THE RELIGION OF THE ATHENIANS
"All things which I behold bear witness to your carefulness in religion (δεισιδαιμονεστέƍους). For as I passed through your city, and beheld the objects of your worship, I found amongst them an altar with this inscription -- 'TO THE UNKNOWN GOD.' Whom therefore ye worship. . . . ." -- ST. PAUL.

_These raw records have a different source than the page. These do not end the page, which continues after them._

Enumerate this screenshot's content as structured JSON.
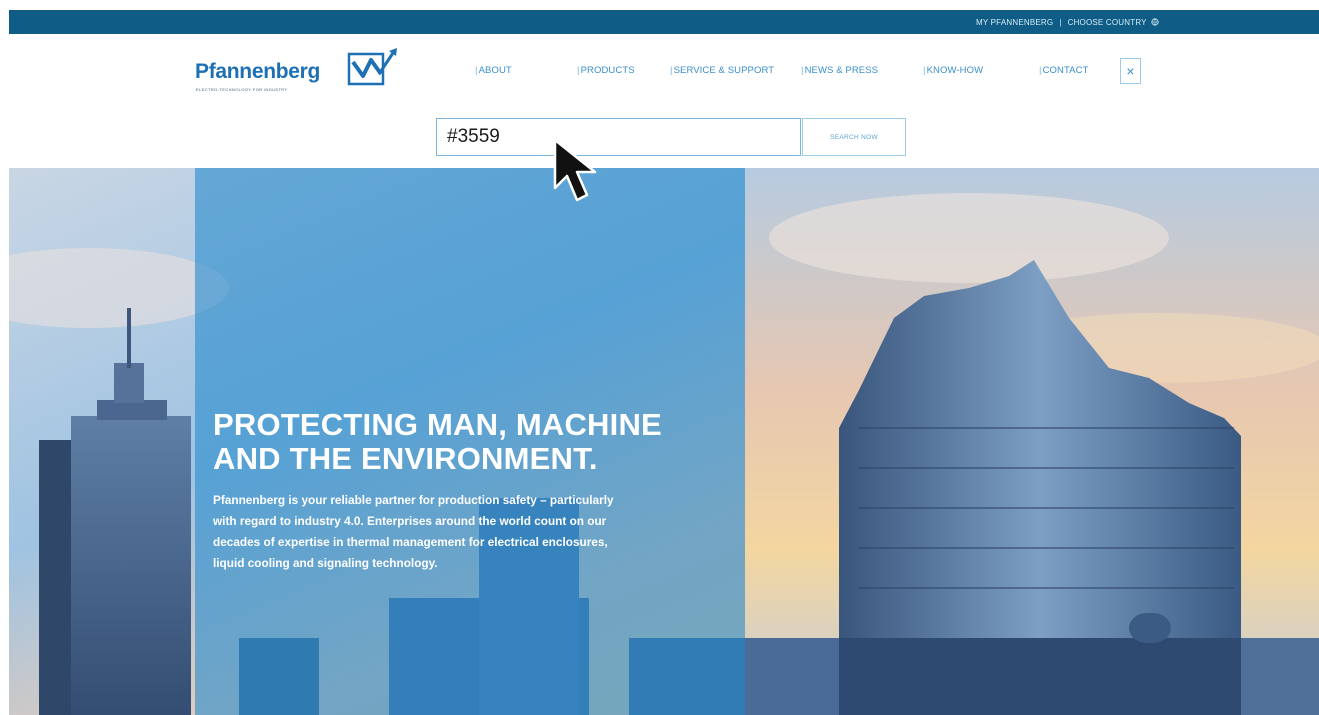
{
  "topbar": {
    "my_account": "MY PFANNENBERG",
    "separator": "|",
    "country": "CHOOSE COUNTRY",
    "country_icon": "globe-icon"
  },
  "logo": {
    "wordmark": "Pfannenberg",
    "tagline": "ELECTRO-TECHNOLOGY FOR INDUSTRY"
  },
  "nav": {
    "items": [
      {
        "label": "ABOUT"
      },
      {
        "label": "PRODUCTS"
      },
      {
        "label": "SERVICE & SUPPORT"
      },
      {
        "label": "NEWS & PRESS"
      },
      {
        "label": "KNOW-HOW"
      },
      {
        "label": "CONTACT"
      }
    ],
    "close_icon": "close-icon",
    "close_glyph": "×"
  },
  "search": {
    "value": "#3559",
    "button_label": "SEARCH NOW"
  },
  "hero": {
    "title_line1": "PROTECTING MAN, MACHINE",
    "title_line2": "AND THE ENVIRONMENT.",
    "text_line1": "Pfannenberg is your reliable partner for production safety – particularly",
    "text_line2": "with regard to industry 4.0. Enterprises around the world count on our",
    "text_line3": "decades of expertise in thermal management for electrical enclosures,",
    "text_line4": "liquid cooling and signaling technology."
  },
  "colors": {
    "brand_blue": "#1e70b5",
    "topbar": "#0f5d86",
    "nav_text": "#3a8fcb",
    "hero_overlay": "#2a8ccd"
  }
}
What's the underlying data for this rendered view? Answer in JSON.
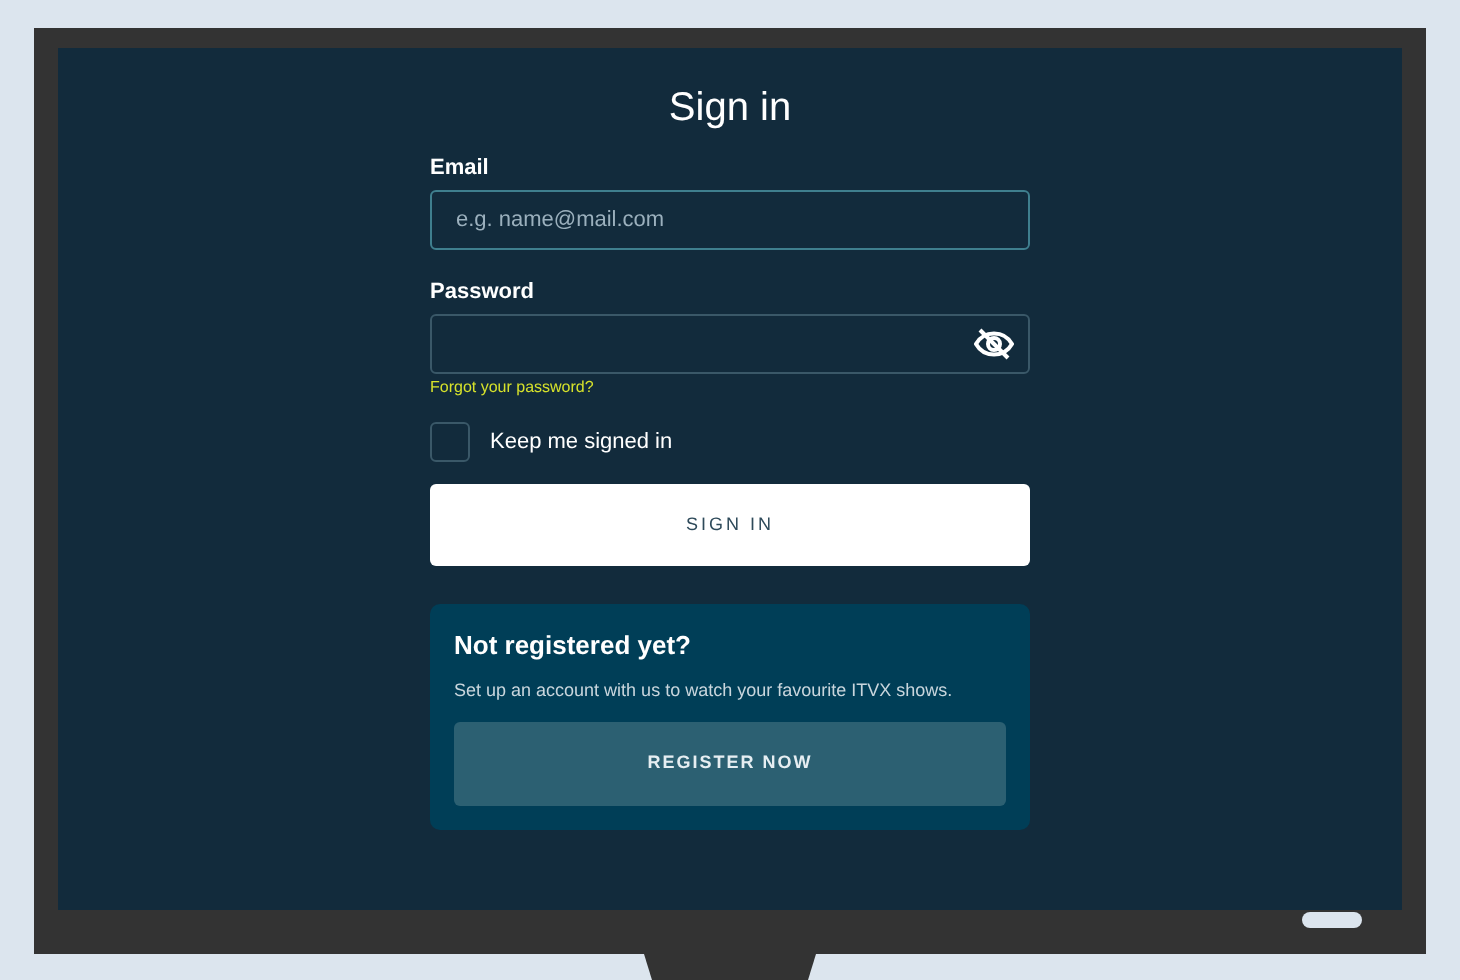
{
  "title": "Sign in",
  "email": {
    "label": "Email",
    "placeholder": "e.g. name@mail.com"
  },
  "password": {
    "label": "Password",
    "forgot_link": "Forgot your password?"
  },
  "keep_signed_in": {
    "label": "Keep me signed in",
    "checked": false
  },
  "sign_in_button": "SIGN IN",
  "register_card": {
    "heading": "Not registered yet?",
    "text": "Set up an account with us to watch your favourite ITVX shows.",
    "button": "REGISTER NOW"
  }
}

THROUGH one of those remarkable counter-strokes of Divine Providence by which the evil designs of men are overruled, and made to subserve the purposes of God, the Apostle Paul was brought to Athens. He walked beneath its stately porticoes, he entered its solemn temples, he stood before its glorious statuary, he viewed its beautiful altars -- all devoted to pagan worship. And "his spirit was stirred within him;" he was moved with indignation "when he saw the city full of images of the gods."1 At the very entrance of the city he met the evidence of this peculiar tendency of the Athenians to multiply the objects of their devotion; for here at the gateway stands an image of Neptune, seated on horseback, and brandishing the trident. Passing through the gate, his attention would be immediately arrested by the sculptured forms of Minerva, Jupiter, Apollo, Mercury, and the Muses, standing near a sanctuary of Bacchus. A long street is now before him, with temples, statues, and altars crowded on either hand. Walking to the end of this street, and turning to the right, he entered the Agora, a public square surrounded with porticoes and temples, which were adorned with statuary and paintings in honor of the gods of Grecian mythology. Amid the plane-trees planted by the hand of Cimon are the statues of the deified heroes of Athens, Hercules and Theseus, and the whole series of the Eponymi, together with the memorials of the older divinities;____________________